In areas where an ujiko prepared the shinsen, the methods were passed down by a group known as a miyaza. The family that took the leading role in the miyaza was known as the touya, or the head family, and the central figure of that family was called the tounin. According to records detailing the system, the tounin was required to go through extreme fasting. There are shrines such as Miho Shrine that still retain the strict rules pertaining to this. For example, if someone is chosen to be the tounin, they must go through purification for four years without fail, and always ensure to pray at the shrine at midnight. If they meet with anyone during that time, they are required to restart from the beginning. There were some shrines where even when one finally became tounin, they had to go through further strict training which required them to remain in a room with all impurities removed, and they were restricted from not only meeting women, but from meeting anyone, at all. This was how they gained respect from the villagers, and gained the authority to become tounin.[19] As a general rule, those that were part of the miyaza were the males of the household, but there were female positions, as well.[20]

It is not rare in the current day for rural shrines to struggle to find a successor. There are occasions where the amount of mochi needed is so large that it takes a lot of time and people to prepare them, so much so that it would be impossible for a single shrine priest to take all of that on by themselves. As such, they have to resort to buying already steamed and pounded mochi from stores, and only take on the shaping of the mochi.[21]

Originally, the head priest at Kitano Tenmangu Shrine would stay in their chambers for seven days before a ritual, and would not eat any food made by a woman. It would only be made by the man himself before he attended the ritual. But in 2012, the ritual was eased to only abstaining from meat for three days after taking into consideration the other duties required of the priest.[22] However, the priest taking on the preparation is not simply due to a lack of successors, but rather because the descendents of the followers of Sugawara no Michizane prepare the shinsen themselves. This is because of legends that after Sugawara no Michizane was sent to Dazaifu, and his followers returned to Kyoto with his belongings when Kitano Tenmangu Shrine was built, they were the ones to prepare and offer up the shinsen, continuing on with their lives while purifying the spirits of the dead.[23]

See also

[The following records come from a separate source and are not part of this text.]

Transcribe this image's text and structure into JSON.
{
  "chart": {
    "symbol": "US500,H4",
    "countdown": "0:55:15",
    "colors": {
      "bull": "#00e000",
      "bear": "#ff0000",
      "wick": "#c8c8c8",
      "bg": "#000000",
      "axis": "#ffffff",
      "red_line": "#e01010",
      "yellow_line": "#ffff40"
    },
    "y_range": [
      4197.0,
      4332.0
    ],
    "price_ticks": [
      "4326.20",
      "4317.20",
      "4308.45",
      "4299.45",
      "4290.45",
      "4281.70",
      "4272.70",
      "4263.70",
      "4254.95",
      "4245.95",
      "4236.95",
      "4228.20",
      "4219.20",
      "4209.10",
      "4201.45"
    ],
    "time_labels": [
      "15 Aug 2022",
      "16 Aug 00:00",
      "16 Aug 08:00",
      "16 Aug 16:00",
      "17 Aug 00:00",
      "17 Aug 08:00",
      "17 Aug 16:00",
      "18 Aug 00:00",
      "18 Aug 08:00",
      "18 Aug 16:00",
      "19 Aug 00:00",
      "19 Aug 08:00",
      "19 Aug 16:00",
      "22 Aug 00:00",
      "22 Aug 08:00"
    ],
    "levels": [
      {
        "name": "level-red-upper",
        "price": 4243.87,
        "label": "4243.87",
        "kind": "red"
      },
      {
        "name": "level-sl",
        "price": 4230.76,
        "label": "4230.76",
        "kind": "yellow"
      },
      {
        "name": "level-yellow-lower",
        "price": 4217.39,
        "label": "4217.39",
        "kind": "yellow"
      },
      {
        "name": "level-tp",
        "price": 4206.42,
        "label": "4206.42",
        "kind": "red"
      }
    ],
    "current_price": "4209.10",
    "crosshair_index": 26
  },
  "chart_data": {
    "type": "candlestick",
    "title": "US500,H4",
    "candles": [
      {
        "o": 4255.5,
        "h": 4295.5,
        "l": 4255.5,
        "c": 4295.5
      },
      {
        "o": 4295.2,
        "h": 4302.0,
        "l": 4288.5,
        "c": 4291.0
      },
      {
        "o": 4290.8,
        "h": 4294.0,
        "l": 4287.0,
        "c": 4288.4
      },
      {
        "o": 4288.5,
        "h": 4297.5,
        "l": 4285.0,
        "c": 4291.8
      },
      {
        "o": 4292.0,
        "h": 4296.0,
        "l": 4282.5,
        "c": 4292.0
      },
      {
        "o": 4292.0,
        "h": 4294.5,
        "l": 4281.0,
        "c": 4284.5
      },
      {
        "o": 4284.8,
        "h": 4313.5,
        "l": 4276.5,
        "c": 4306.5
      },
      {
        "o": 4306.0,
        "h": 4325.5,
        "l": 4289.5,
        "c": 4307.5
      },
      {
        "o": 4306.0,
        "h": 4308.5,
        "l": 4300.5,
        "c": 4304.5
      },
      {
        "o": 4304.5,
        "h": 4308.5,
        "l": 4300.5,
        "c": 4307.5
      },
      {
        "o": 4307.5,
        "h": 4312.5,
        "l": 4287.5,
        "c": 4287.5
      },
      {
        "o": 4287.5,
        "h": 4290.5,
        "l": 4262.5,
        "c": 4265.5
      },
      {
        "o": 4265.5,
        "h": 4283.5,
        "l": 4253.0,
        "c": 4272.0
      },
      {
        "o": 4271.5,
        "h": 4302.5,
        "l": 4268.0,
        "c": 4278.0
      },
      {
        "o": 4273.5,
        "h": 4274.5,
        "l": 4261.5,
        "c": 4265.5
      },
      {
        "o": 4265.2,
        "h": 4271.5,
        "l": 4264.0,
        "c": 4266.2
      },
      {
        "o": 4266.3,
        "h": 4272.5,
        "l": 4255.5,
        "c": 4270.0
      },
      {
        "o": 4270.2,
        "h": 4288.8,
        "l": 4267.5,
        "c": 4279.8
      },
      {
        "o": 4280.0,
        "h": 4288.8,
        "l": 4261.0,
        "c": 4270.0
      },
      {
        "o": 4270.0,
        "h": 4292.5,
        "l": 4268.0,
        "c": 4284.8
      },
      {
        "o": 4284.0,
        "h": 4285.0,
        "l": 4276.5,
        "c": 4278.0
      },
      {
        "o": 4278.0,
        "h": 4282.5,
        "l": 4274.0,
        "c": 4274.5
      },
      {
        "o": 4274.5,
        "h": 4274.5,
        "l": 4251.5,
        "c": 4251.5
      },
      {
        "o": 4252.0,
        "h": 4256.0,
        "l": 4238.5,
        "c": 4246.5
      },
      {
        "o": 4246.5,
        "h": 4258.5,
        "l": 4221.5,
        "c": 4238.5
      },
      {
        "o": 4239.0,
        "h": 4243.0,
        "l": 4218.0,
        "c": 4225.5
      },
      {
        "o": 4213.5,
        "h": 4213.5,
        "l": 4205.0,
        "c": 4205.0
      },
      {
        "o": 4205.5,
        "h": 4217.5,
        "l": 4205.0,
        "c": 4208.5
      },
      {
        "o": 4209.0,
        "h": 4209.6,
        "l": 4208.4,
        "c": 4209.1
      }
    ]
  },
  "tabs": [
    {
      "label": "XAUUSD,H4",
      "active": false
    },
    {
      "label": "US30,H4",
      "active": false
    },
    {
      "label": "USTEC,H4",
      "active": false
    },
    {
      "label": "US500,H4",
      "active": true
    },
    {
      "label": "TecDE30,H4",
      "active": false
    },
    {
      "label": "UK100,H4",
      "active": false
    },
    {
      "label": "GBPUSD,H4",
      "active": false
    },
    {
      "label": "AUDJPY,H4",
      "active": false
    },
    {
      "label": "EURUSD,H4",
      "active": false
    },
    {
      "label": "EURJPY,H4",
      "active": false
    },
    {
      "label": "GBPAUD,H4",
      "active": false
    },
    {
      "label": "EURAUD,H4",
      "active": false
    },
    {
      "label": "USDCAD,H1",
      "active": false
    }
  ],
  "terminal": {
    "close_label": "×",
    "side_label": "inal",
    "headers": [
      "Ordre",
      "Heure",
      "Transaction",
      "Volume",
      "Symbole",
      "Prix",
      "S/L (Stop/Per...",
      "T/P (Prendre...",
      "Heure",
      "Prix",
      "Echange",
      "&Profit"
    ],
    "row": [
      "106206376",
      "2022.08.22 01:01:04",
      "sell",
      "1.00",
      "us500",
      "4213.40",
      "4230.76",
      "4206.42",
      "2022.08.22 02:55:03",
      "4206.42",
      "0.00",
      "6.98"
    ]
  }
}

  1. ^ a b 春日大社 秘儀開封 P.218
  2. ^ 神饌 P.72
  3. ^ 雑穀の社会史 P.143
  4. ^ 神饌 P.77
  5. ^ a b 神饌 神と人との饗宴 P.2
  6. ^ 図解雑学 神道 P.110
  7. ^ 日本の食とこころ P.10
  8. ^ "西野神社社務日誌". Retrieved 2012-12-16.
  9. ^ 神饌 PP.163-164
  10. ^ a b 神饌 P.148
  11. ^ 神饌 P.149
  12. ^ 神饌 P.206
  13. ^ a b c 神饌 神と人との饗宴 P.11
  14. ^ "國學院大學神道・神社史料集成". Retrieved 2012-12-30.
  15. ^ 神饌 P.232
  16. ^ 神饌 PP.72-73
  17. ^ 神饌 P.32
  18. ^ a b 神饌 P.221
  19. ^ 神饌 P.141
  20. ^ 神饌 P.184
  21. ^ 神饌 P.162
  22. ^ 神饌 P.135
  23. ^ 神饌 P.137


Further reading